And yet, while I say all of this, I fully acknowledge that me, being a white, privileged, male, non-Haitian doing this work, still creates a certain level of discordance with the message. I know that Haitians do not need my white male voice to affirm their beauty or worth nor is it my job to present their body to the gaze of other white privileged viewers,so through my work I must continually also create space for Haitian voices to be heard. At the same time, I cannot change the race, gender, or privilege that I was born with, nor can I change the artistic vocation that I’ve been called to, nor will I apologize for embracing life in a culture and place not my own. But the rather unfortunate fact remains that because of that privilege, I have opportunities to share and exhibit my work in ways that a native Haitian would not and the message coming from my visual voice is received differently than it would be from someone who looked more like the subjects of my paintings. It is because I am conscious of this dissidence that I also recently created a nude self-portrait in the same style of my Haitian models because I would never want to portray their bodies in any way that I would not want my own to be depicted. Showing my pasty white body alongside my Haitian models is an acknowledgment of my place in relationship to them and also of my belief that God resides within each of us and my art is about our daily effort to discover where that divine energy lives and connect it to that within others and the world. My whiteness also simply introduces another shade into the spectrum where Haitians like to distinguish between people who are “nwe,” really really black, and just “nwa,” normal black, all the way through the other shades of brown, red, yellow, and “grimel,” as light as you can get without being white, all of which are included in my art through my diverse group of models.
This great diversity of color is actually what makes me love to paint Haitian skin, because I get to use almost every single pigment to create it from deep violet to ultramarine blue to scarlet to crimson to ochre and yellow and oranges and creams and pinks. It’s all in there. Some viewers may just see my models as “Haitian” or as “black” but each one of them is created by a different combination of hues and tones and from a technical standpoint that gives me life as an artist in the process of making each piece, but from a conceptual standpoint, it also speaks in a subtle way to what it means to be Haitian and what it means to be human.
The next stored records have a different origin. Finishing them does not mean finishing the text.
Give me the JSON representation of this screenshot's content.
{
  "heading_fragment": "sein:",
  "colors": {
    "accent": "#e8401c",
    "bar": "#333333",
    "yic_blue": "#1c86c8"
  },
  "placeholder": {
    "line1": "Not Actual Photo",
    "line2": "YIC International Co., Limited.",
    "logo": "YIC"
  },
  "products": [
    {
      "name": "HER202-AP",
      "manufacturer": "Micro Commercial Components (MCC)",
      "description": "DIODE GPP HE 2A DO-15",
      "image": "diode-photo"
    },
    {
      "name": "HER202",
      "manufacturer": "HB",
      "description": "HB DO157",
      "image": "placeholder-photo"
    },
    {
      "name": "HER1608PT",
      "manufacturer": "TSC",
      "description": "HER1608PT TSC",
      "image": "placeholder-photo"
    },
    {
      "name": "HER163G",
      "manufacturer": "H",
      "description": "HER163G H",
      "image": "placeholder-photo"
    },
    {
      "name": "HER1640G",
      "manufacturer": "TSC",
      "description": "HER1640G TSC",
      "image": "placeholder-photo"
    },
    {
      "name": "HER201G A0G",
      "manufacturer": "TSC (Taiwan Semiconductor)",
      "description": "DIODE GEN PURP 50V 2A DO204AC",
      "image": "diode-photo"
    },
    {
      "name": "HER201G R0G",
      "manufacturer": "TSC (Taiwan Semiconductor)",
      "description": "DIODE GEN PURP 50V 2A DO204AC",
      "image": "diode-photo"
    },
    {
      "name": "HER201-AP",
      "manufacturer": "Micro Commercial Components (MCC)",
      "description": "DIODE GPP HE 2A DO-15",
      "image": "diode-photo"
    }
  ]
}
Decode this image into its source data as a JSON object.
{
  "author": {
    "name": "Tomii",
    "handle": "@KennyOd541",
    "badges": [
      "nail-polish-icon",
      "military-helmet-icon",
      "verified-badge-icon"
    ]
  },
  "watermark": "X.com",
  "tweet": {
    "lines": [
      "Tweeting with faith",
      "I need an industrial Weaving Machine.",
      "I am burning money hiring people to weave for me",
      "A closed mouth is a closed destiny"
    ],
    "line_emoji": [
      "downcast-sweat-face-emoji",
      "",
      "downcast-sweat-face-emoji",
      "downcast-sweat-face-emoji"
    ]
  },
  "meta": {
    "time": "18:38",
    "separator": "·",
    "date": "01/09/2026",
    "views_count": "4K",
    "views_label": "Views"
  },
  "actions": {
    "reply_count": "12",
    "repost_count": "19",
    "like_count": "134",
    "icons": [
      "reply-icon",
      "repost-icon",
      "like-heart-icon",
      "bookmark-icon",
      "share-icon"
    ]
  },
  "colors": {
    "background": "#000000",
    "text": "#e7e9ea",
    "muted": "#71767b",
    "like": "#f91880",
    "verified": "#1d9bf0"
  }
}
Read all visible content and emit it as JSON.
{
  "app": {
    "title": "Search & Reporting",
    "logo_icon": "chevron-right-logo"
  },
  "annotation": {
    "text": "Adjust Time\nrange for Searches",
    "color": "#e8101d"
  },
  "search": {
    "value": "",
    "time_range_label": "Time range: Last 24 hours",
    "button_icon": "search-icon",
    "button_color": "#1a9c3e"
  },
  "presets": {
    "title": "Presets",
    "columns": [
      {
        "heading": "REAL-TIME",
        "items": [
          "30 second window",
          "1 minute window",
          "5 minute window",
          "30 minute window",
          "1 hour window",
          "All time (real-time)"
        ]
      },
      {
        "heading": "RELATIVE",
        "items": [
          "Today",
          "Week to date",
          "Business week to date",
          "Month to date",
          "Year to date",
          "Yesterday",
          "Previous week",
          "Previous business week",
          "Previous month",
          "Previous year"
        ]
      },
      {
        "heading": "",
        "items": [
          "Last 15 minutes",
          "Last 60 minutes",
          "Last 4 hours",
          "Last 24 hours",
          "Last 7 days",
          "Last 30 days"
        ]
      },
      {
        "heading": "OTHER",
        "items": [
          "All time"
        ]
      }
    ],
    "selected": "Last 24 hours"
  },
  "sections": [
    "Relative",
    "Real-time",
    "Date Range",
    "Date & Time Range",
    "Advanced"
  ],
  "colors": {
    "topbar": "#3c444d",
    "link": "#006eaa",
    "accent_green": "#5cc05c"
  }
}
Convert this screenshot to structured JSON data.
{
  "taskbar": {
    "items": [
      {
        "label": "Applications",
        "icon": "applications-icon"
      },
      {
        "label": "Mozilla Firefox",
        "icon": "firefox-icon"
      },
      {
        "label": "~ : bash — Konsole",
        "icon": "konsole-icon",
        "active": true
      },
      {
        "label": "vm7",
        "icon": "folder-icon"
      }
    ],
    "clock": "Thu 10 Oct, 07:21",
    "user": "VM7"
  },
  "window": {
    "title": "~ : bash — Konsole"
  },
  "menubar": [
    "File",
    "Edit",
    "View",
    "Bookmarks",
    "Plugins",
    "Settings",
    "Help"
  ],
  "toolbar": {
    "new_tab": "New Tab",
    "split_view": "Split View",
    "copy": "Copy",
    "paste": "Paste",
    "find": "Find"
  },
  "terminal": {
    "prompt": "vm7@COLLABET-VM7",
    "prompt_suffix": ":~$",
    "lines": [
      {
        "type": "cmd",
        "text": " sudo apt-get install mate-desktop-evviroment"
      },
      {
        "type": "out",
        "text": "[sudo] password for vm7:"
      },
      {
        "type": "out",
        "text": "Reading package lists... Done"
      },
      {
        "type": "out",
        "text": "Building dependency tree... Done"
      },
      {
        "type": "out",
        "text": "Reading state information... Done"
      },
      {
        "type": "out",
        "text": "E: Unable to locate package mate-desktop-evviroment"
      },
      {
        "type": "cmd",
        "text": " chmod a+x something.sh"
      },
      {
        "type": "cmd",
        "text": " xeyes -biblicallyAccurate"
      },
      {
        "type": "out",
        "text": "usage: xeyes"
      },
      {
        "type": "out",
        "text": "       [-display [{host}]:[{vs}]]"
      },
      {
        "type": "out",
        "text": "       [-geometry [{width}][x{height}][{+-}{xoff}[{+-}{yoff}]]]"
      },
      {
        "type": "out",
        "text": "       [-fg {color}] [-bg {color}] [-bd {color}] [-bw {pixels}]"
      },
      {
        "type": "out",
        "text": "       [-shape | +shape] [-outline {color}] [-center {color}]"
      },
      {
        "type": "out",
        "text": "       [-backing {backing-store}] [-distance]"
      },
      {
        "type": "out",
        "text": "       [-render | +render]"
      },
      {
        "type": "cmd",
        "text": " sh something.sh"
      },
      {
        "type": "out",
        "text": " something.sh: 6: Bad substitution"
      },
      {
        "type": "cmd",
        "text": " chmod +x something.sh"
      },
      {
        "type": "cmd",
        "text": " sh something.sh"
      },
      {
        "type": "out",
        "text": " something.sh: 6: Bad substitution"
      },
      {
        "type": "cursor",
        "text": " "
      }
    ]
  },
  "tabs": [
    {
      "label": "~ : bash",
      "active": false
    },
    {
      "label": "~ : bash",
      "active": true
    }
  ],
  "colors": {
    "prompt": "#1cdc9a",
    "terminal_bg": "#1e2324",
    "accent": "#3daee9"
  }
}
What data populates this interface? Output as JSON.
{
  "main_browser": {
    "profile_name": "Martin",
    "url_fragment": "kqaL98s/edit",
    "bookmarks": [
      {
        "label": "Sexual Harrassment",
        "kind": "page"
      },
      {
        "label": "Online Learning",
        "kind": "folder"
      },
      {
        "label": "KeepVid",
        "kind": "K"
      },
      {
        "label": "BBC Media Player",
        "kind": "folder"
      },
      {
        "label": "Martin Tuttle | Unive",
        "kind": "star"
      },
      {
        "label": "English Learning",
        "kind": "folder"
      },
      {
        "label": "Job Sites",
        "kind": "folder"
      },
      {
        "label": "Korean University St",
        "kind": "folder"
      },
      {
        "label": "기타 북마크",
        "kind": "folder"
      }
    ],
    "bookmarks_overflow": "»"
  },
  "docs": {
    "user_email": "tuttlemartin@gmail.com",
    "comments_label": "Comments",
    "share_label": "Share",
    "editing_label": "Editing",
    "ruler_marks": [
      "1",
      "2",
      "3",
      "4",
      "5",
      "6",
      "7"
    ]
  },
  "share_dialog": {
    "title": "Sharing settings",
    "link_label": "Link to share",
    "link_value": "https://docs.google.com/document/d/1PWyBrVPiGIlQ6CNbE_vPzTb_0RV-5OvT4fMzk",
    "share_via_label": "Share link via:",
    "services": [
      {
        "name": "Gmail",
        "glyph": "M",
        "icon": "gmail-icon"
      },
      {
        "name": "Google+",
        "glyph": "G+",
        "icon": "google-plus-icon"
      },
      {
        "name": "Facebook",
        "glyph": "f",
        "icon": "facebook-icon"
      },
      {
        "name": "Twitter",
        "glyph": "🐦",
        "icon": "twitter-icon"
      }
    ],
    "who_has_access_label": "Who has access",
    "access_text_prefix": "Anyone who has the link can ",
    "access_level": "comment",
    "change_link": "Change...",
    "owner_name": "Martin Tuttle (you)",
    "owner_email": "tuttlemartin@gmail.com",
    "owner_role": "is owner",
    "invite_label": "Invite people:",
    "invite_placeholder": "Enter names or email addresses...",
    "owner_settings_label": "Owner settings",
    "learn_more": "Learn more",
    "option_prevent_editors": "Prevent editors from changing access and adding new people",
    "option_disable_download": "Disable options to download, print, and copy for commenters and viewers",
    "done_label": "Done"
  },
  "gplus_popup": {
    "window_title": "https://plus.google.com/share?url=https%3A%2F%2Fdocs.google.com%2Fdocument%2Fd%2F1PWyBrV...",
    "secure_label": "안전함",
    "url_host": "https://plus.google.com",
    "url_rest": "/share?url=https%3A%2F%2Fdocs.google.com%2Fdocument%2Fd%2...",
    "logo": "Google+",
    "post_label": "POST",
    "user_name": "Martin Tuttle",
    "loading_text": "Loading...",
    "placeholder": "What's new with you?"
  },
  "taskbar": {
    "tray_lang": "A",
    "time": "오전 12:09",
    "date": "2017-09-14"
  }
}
I think it speaks much more powerfully than a dyed shirt or pair of pants would.
Nude paintings may not be everyone’s cup of tea, but we must realize that we each have a nude body that is uniquely our own and each one is beautiful because of what it holds in the spirit. Through my art I will continue to paint as many as I can and hope that others can view them for the messages and stories they transmit rather than the uses that they can be exploited for.
And if anyone reading this wants to model for me and become part of the series, just get in touch.